Rental income from a duplex is taxed as regular income. You pay according to your ordinary state and federal income tax rate. The Internal Revenue Service, however, doesn't tax your gross rental income. They tax the profit that is left over after you subtract your expenses.
Gross Rental Income
When you report on the income and expenses from your duplex, the IRS requires you to include every penny of income that you receive. This includes your rent, as well as any ancillary income items like application fees, retained security deposits or anything else. The income from your duplex gets reported on line 3 of the Schedule E form.
When you rent out a duplex, the IRS lets you claim all of your operating costs as expenses. These include your mortgage interest, your property taxes, utilities that you pay for your tenants, repairs that you make for them, management fees and third-party services that you provide, such as lawn maintenance or snow removal. You can also write off a portion of the property's purchase price every year through a process known as depreciation. This further reduces your taxable income. You report these expenses on the Schedule E form. After filling in all of your expenses on lines 5 through 19, you total them up on line 20. On line 21, you subtract them from your rental income to find your final taxable profit -- or your loss.
Handling Owner-Occupied Duplexes
When you live in one-half of the duplex and you rent the other half out, the IRS effectively treats it as two separate properties. You can write off half of your mortgage interest and half of your property tax as itemized deductions on your Schedule A for the half of the property that you occupy. The duplex half gets treated as a rental property where you report your income and expenses on your Schedule E. You can write off half of any expense that benefits the rental unit on Schedule E. This means that if you provide cable TV service for both units, you can claim half of the bill as a rental expense on Schedule E. This also applies to repairs and services that benefit both sides of the property.
If you end up with a loss on your Schedule E, the IRS classifies this as a "passive activity loss" -- or PAL for short. Depending on your circumstances, you may be able to use them to offset other income. To use up to $25,000 a year of PAL to reduce your taxable income, you must have an adjusted gross income of $100,000 or less. If your income is over this threshold, your ability to use a PAL to offset income will go down by $1 for every $2 in income, meaning that it completely phases out when your AGI is above $150,000.

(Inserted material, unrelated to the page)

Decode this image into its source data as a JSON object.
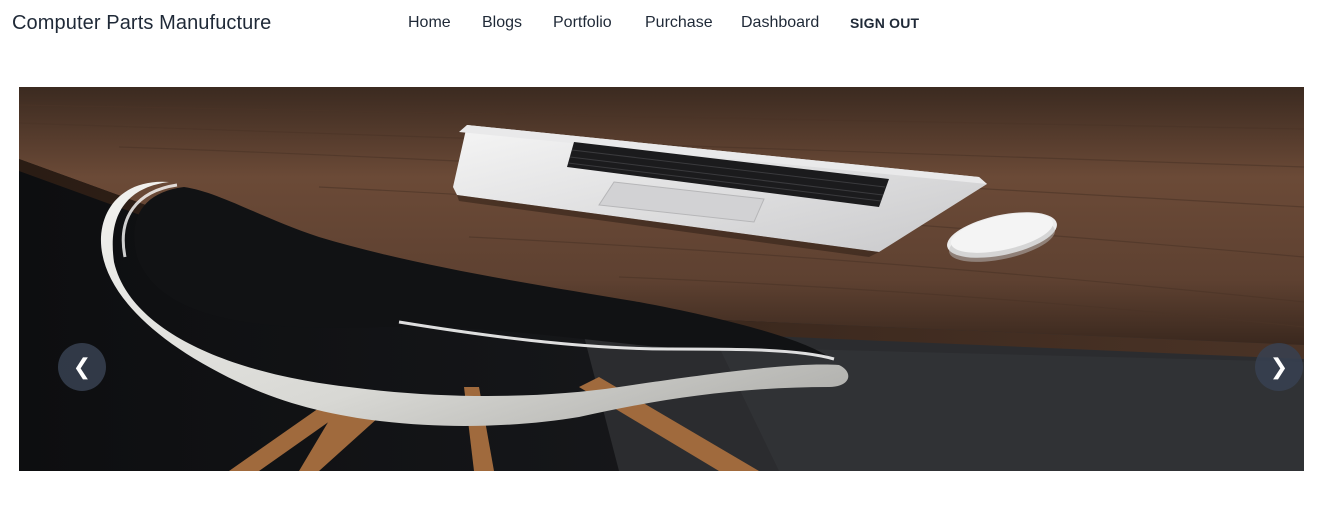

Steve Lander has been a writer since 1996, with experience in the fields of financial services, real estate and technology. His work has appeared in trade publications such as the "Minnesota Real Estate Journal" and "Minnesota Multi-Housing Association Advocate." Lander holds a Bachelor of Arts in political science from Columbia University.